Tomorrow I hope to publish a piece which takes a detailed look at the last ten days at Celtic Park, but it’s fair to say that this time last week the mood was pretty despondent and that was before the events of the following day. The club has been reeling ever since.
Let’s not kid on that any of us were particularly happy a week ago anyway; we’d come off the second 4-1 defeat at the hands of Prague and there was little enthusiasm for the League Cup match against Ross County, where to be honest you could tell fans feared the worst.
The fans had turned, decisively, after the first Prague defeat. The second set in stone the impression that Lennon should not be trusted with the Ross County tie. The club was very obviously taking a major risk with our long, superb, unbeaten cup run … so it proved.
The performance was dreadful. The result was appalling.
The insipid display convinced fans that a lot of people inside the club had chucked it, and the anger that has been building all season long finally erupted into something more than expressions of frustration on the internet.
The fan protest outside Parkhead had been coming.
And it got predictably ugly.
Celtic could have moved to defuse the anger with a holding statement or even the one the fans had been hoping for; instead they slammed the supporters in a bitter rant which lumped all opposition into the same boiling pot.
Fans who pushed down fences and went nose to nose with the police were equated with those who’d kept their powder dry and limited their questioning to the forums and blogs.

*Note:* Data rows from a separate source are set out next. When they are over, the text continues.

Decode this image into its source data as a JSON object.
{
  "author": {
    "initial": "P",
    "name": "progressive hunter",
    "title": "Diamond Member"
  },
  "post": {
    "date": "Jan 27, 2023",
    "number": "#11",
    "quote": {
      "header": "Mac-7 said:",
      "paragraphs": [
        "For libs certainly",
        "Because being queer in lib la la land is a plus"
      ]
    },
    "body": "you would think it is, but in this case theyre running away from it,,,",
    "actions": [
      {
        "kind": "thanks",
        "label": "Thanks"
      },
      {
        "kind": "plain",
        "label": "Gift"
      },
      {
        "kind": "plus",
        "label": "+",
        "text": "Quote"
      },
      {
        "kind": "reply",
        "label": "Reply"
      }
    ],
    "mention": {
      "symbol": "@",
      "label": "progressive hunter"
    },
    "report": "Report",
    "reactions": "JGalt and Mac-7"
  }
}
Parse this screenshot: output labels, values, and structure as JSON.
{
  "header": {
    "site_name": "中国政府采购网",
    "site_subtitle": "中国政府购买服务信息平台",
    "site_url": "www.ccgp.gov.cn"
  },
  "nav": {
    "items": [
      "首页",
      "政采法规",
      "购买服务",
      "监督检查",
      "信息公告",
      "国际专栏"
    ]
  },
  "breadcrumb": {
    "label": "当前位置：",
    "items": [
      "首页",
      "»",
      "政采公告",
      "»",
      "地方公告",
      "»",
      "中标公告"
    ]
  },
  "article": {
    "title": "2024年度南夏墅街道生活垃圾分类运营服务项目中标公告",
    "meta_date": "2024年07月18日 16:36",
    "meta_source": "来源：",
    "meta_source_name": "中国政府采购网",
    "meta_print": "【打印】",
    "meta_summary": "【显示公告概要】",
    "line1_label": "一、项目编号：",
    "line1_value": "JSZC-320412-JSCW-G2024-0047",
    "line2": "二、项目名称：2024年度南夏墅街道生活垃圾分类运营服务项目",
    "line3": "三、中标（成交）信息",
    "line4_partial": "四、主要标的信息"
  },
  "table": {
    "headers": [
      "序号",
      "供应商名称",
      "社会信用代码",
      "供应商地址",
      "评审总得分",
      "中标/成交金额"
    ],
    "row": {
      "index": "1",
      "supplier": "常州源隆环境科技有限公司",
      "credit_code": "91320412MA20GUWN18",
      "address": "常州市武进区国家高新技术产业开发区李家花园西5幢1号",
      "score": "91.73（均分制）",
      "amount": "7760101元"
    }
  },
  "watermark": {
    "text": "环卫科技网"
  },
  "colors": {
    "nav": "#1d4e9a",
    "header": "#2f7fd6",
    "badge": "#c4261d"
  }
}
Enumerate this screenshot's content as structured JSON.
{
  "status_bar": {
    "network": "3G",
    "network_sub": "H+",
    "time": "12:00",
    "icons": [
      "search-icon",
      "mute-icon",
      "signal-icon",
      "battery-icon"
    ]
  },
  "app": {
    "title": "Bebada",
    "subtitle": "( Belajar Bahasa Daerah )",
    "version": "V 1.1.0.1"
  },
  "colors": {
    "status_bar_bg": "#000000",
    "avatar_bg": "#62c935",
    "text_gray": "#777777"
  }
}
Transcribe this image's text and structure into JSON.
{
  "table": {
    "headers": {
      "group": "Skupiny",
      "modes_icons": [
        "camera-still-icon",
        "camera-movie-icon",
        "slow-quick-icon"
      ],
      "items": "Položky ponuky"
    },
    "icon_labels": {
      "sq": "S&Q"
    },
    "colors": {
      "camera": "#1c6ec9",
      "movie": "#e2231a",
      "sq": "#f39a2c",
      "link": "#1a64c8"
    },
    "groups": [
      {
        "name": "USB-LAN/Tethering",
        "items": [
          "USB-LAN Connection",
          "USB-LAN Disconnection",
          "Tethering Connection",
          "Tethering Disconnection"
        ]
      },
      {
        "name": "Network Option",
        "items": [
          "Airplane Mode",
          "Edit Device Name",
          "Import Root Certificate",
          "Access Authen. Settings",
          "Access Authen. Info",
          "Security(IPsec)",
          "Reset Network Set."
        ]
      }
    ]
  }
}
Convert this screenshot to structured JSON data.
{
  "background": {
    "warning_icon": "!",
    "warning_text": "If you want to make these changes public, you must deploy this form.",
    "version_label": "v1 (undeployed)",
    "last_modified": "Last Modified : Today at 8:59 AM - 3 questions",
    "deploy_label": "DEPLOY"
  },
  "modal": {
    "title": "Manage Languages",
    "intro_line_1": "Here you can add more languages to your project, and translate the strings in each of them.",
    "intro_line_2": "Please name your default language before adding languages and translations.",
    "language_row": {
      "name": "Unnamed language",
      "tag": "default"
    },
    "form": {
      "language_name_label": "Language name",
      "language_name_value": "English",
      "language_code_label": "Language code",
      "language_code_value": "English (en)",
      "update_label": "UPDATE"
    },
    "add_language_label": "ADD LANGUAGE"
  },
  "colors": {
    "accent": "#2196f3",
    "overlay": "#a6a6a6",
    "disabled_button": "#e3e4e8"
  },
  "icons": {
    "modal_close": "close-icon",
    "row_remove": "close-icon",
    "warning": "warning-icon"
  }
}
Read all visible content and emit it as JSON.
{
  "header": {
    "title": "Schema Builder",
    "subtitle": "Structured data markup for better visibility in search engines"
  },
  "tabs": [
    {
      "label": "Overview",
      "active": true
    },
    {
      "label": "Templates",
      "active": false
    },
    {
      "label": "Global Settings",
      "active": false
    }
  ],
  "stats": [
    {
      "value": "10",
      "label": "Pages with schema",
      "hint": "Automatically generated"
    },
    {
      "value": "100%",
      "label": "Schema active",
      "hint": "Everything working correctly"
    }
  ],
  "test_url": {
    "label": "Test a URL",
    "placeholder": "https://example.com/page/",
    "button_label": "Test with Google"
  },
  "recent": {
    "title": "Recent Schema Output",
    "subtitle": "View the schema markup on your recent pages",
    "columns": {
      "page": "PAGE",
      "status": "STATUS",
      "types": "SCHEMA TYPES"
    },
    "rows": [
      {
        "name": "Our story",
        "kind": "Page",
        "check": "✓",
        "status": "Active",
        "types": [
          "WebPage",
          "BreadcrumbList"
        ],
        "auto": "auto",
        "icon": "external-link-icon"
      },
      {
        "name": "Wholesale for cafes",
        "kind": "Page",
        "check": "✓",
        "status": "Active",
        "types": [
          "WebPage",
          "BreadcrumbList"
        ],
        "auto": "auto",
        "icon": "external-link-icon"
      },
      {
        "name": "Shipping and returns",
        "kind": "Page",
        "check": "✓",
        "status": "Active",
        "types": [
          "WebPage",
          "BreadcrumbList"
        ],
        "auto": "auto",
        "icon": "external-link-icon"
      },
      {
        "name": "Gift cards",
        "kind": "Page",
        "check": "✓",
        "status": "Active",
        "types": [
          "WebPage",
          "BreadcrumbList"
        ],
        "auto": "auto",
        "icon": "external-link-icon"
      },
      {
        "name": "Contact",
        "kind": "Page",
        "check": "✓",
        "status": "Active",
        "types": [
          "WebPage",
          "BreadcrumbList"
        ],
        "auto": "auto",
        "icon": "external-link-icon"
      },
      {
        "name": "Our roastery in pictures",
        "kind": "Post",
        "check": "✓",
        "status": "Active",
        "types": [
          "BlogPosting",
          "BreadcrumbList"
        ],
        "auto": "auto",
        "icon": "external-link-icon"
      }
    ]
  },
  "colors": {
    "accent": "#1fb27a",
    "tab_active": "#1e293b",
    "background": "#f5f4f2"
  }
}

It was cack-handed, dreadful, cynical and wrong.
The backlash was entirely predictable, with the mainstream press writing about nothing else for days and the fans furious at the club’s latest PR own goal, not to mention the viciousness with which the supporters had been attacked.
The club then changed tack, and tried to defuse the bomb they had primed with an appeal for unity which achieved the opposite when they claimed to have listened to our concerns but were still leaving Lennon in charge. He duly led us to Milan, where we conceded four after taking a two goal lead, and the manager get a delusional press conference where he said he thought the performance was excellent and that we were moving in the right direction.
Some of the forums and podcasts predicted a Friday stock market announcement; their hopes were in vain.
Nothing of the sort happened. Instead the club put up fences around the ground to keep the fans away.
A Green Brigade banner went up and a statement came out, demanding the manager’s head and those of the CEO and the biggest shareholder.
At every stage this week the club has gotten it wrong. We aren’t getting the tin ear as much as we are the two fingers. Tomorrow we play St Johnstone in a must-win game, where it’s not even clear if a defeat will have consequences other than for our title challenge.
Tonight it looks as if the board intends to hang onto the manager come what may. We are out of Europe. We are out of the League Cup. We’re on the brink of an unwanted record for goals conceded in the Europa League and our title challenge hangs by a thread.
And the gap between the board’s vision for the club and that of the fans has never looked so large or so obvious. Where the Hell do we go from here? Into another heavy seven days, starting tomorrow and ending on the brink of another league match at home against Kilmarnock.
Who the Hell knows what our club will look like by then.